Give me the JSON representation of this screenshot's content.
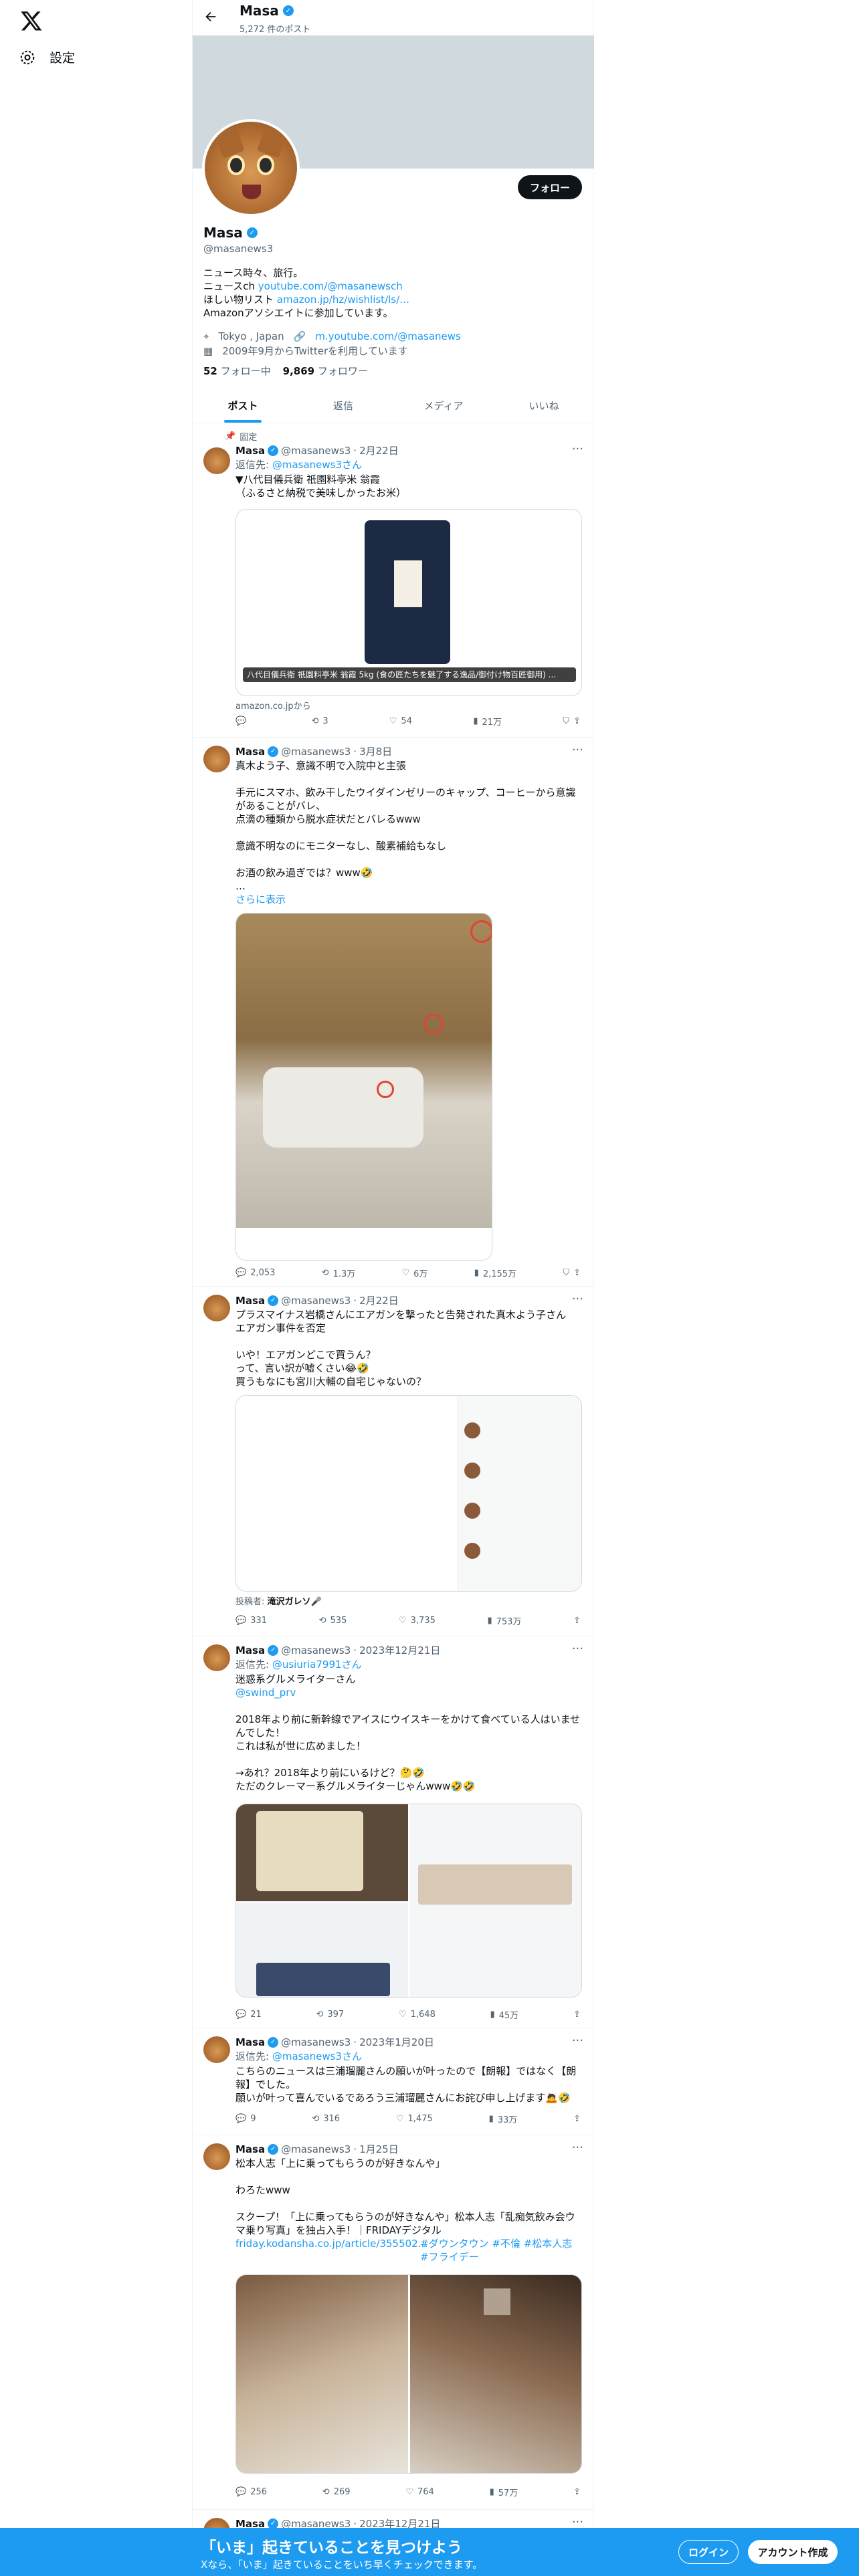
{
  "nav": {
    "settings_label": "設定"
  },
  "profile": {
    "top_name": "Masa",
    "post_count": "5,272 件のポスト",
    "name": "Masa",
    "handle": "@masanews3",
    "follow_label": "フォロー",
    "bio_line1": "ニュース時々、旅行。",
    "bio_line2_prefix": "ニュースch ",
    "bio_line2_link": "youtube.com/@masanewsch",
    "bio_line3_prefix": "ほしい物リスト ",
    "bio_line3_link": "amazon.jp/hz/wishlist/ls/…",
    "bio_line4": "Amazonアソシエイトに参加しています。",
    "location": "Tokyo , Japan",
    "website": "m.youtube.com/@masanews",
    "joined": "2009年9月からTwitterを利用しています",
    "following_count": "52",
    "following_label": "フォロー中",
    "followers_count": "9,869",
    "followers_label": "フォロワー"
  },
  "tabs": [
    "ポスト",
    "返信",
    "メディア",
    "いいね"
  ],
  "pinned_label": "固定",
  "tweets": [
    {
      "name": "Masa",
      "handle": "@masanews3",
      "date": "2月22日",
      "reply_prefix": "返信先: ",
      "reply_to": "@masanews3さん",
      "text": "▼八代目儀兵衛 祇園料亭米 翁霞\n（ふるさと納税で美味しかったお米）",
      "card_caption": "八代目儀兵衛 祇園料亭米 翁霞 5kg (食の匠たちを魅了する逸品/御付け物百匠御用) ...",
      "card_domain": "amazon.co.jpから",
      "stats": {
        "replies": "",
        "retweets": "3",
        "likes": "54",
        "views": "21万"
      }
    },
    {
      "name": "Masa",
      "handle": "@masanews3",
      "date": "3月8日",
      "text": "真木よう子、意識不明で入院中と主張\n\n手元にスマホ、飲み干したウイダインゼリーのキャップ、コーヒーから意識があることがバレ、\n点滴の種類から脱水症状だとバレるwww\n\n意識不明なのにモニターなし、酸素補給もなし\n\nお酒の飲み過ぎでは？www🤣\n…",
      "show_more": "さらに表示",
      "stats": {
        "replies": "2,053",
        "retweets": "1.3万",
        "likes": "6万",
        "views": "2,155万"
      }
    },
    {
      "name": "Masa",
      "handle": "@masanews3",
      "date": "2月22日",
      "text": "プラスマイナス岩橋さんにエアガンを撃ったと告発された真木よう子さん\nエアガン事件を否定\n\nいや！エアガンどこで買うん？\nって、言い訳が嘘くさい😂🤣\n買うもなにも宮川大輔の自宅じゃないの？",
      "poster_label": "投稿者: ",
      "poster_name": "滝沢ガレソ🎤",
      "stats": {
        "replies": "331",
        "retweets": "535",
        "likes": "3,735",
        "views": "753万"
      }
    },
    {
      "name": "Masa",
      "handle": "@masanews3",
      "date": "2023年12月21日",
      "reply_prefix": "返信先: ",
      "reply_to": "@usiuria7991さん",
      "text": "迷惑系グルメライターさん",
      "text_link": "@swind_prv",
      "text2": "2018年より前に新幹線でアイスにウイスキーをかけて食べている人はいませんでした！\nこれは私が世に広めました！\n\n→あれ？2018年より前にいるけど？🤔🤣\nただのクレーマー系グルメライターじゃんwww🤣🤣",
      "stats": {
        "replies": "21",
        "retweets": "397",
        "likes": "1,648",
        "views": "45万"
      }
    },
    {
      "name": "Masa",
      "handle": "@masanews3",
      "date": "2023年1月20日",
      "reply_prefix": "返信先: ",
      "reply_to": "@masanews3さん",
      "text": "こちらのニュースは三浦瑠麗さんの願いが叶ったので【朗報】ではなく【朗報】でした。\n願いが叶って喜んでいるであろう三浦瑠麗さんにお詫び申し上げます🙇🤣",
      "stats": {
        "replies": "9",
        "retweets": "316",
        "likes": "1,475",
        "views": "33万"
      }
    },
    {
      "name": "Masa",
      "handle": "@masanews3",
      "date": "1月25日",
      "text": "松本人志「上に乗ってもらうのが好きなんや」\n\nわろたwww\n\nスクープ！「上に乗ってもらうのが好きなんや」松本人志「乱痴気飲み会ウマ乗り写真」を独占入手！｜FRIDAYデジタル",
      "link_text": "friday.kodansha.co.jp/article/355502…",
      "hashtags": "#ダウンタウン #不倫 #松本人志 #フライデー",
      "stats": {
        "replies": "256",
        "retweets": "269",
        "likes": "764",
        "views": "57万"
      }
    },
    {
      "name": "Masa",
      "handle": "@masanews3",
      "date": "2023年12月21日"
    }
  ],
  "bottom_bar": {
    "title": "「いま」起きていることを見つけよう",
    "subtitle": "Xなら、「いま」起きていることをいち早くチェックできます。",
    "login": "ログイン",
    "signup": "アカウント作成"
  },
  "colors": {
    "accent": "#1d9bf0",
    "text": "#0f1419",
    "muted": "#536471",
    "border": "#eff3f4"
  }
}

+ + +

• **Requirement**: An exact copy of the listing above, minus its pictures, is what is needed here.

• **Solved problem**:
Give me the JSON representation of this screenshot's content.
{
  "nav": {
    "settings_label": "設定"
  },
  "profile": {
    "top_name": "Masa",
    "post_count": "5,272 件のポスト",
    "name": "Masa",
    "handle": "@masanews3",
    "follow_label": "フォロー",
    "bio_line1": "ニュース時々、旅行。",
    "bio_line2_prefix": "ニュースch ",
    "bio_line2_link": "youtube.com/@masanewsch",
    "bio_line3_prefix": "ほしい物リスト ",
    "bio_line3_link": "amazon.jp/hz/wishlist/ls/…",
    "bio_line4": "Amazonアソシエイトに参加しています。",
    "location": "Tokyo , Japan",
    "website": "m.youtube.com/@masanews",
    "joined": "2009年9月からTwitterを利用しています",
    "following_count": "52",
    "following_label": "フォロー中",
    "followers_count": "9,869",
    "followers_label": "フォロワー"
  },
  "tabs": [
    "ポスト",
    "返信",
    "メディア",
    "いいね"
  ],
  "pinned_label": "固定",
  "tweets": [
    {
      "name": "Masa",
      "handle": "@masanews3",
      "date": "2月22日",
      "reply_prefix": "返信先: ",
      "reply_to": "@masanews3さん",
      "text": "▼八代目儀兵衛 祇園料亭米 翁霞\n（ふるさと納税で美味しかったお米）",
      "card_caption": "八代目儀兵衛 祇園料亭米 翁霞 5kg (食の匠たちを魅了する逸品/御付け物百匠御用) ...",
      "card_domain": "amazon.co.jpから",
      "stats": {
        "replies": "",
        "retweets": "3",
        "likes": "54",
        "views": "21万"
      }
    },
    {
      "name": "Masa",
      "handle": "@masanews3",
      "date": "3月8日",
      "text": "真木よう子、意識不明で入院中と主張\n\n手元にスマホ、飲み干したウイダインゼリーのキャップ、コーヒーから意識があることがバレ、\n点滴の種類から脱水症状だとバレるwww\n\n意識不明なのにモニターなし、酸素補給もなし\n\nお酒の飲み過ぎでは？www🤣\n…",
      "show_more": "さらに表示",
      "stats": {
        "replies": "2,053",
        "retweets": "1.3万",
        "likes": "6万",
        "views": "2,155万"
      }
    },
    {
      "name": "Masa",
      "handle": "@masanews3",
      "date": "2月22日",
      "text": "プラスマイナス岩橋さんにエアガンを撃ったと告発された真木よう子さん\nエアガン事件を否定\n\nいや！エアガンどこで買うん？\nって、言い訳が嘘くさい😂🤣\n買うもなにも宮川大輔の自宅じゃないの？",
      "poster_label": "投稿者: ",
      "poster_name": "滝沢ガレソ🎤",
      "stats": {
        "replies": "331",
        "retweets": "535",
        "likes": "3,735",
        "views": "753万"
      }
    },
    {
      "name": "Masa",
      "handle": "@masanews3",
      "date": "2023年12月21日",
      "reply_prefix": "返信先: ",
      "reply_to": "@usiuria7991さん",
      "text": "迷惑系グルメライターさん",
      "text_link": "@swind_prv",
      "text2": "2018年より前に新幹線でアイスにウイスキーをかけて食べている人はいませんでした！\nこれは私が世に広めました！\n\n→あれ？2018年より前にいるけど？🤔🤣\nただのクレーマー系グルメライターじゃんwww🤣🤣",
      "stats": {
        "replies": "21",
        "retweets": "397",
        "likes": "1,648",
        "views": "45万"
      }
    },
    {
      "name": "Masa",
      "handle": "@masanews3",
      "date": "2023年1月20日",
      "reply_prefix": "返信先: ",
      "reply_to": "@masanews3さん",
      "text": "こちらのニュースは三浦瑠麗さんの願いが叶ったので【朗報】ではなく【朗報】でした。\n願いが叶って喜んでいるであろう三浦瑠麗さんにお詫び申し上げます🙇🤣",
      "stats": {
        "replies": "9",
        "retweets": "316",
        "likes": "1,475",
        "views": "33万"
      }
    },
    {
      "name": "Masa",
      "handle": "@masanews3",
      "date": "1月25日",
      "text": "松本人志「上に乗ってもらうのが好きなんや」\n\nわろたwww\n\nスクープ！「上に乗ってもらうのが好きなんや」松本人志「乱痴気飲み会ウマ乗り写真」を独占入手！｜FRIDAYデジタル",
      "link_text": "friday.kodansha.co.jp/article/355502…",
      "hashtags": "#ダウンタウン #不倫 #松本人志 #フライデー",
      "stats": {
        "replies": "256",
        "retweets": "269",
        "likes": "764",
        "views": "57万"
      }
    },
    {
      "name": "Masa",
      "handle": "@masanews3",
      "date": "2023年12月21日"
    }
  ],
  "bottom_bar": {
    "title": "「いま」起きていることを見つけよう",
    "subtitle": "Xなら、「いま」起きていることをいち早くチェックできます。",
    "login": "ログイン",
    "signup": "アカウント作成"
  },
  "colors": {
    "accent": "#1d9bf0",
    "text": "#0f1419",
    "muted": "#536471",
    "border": "#eff3f4"
  }
}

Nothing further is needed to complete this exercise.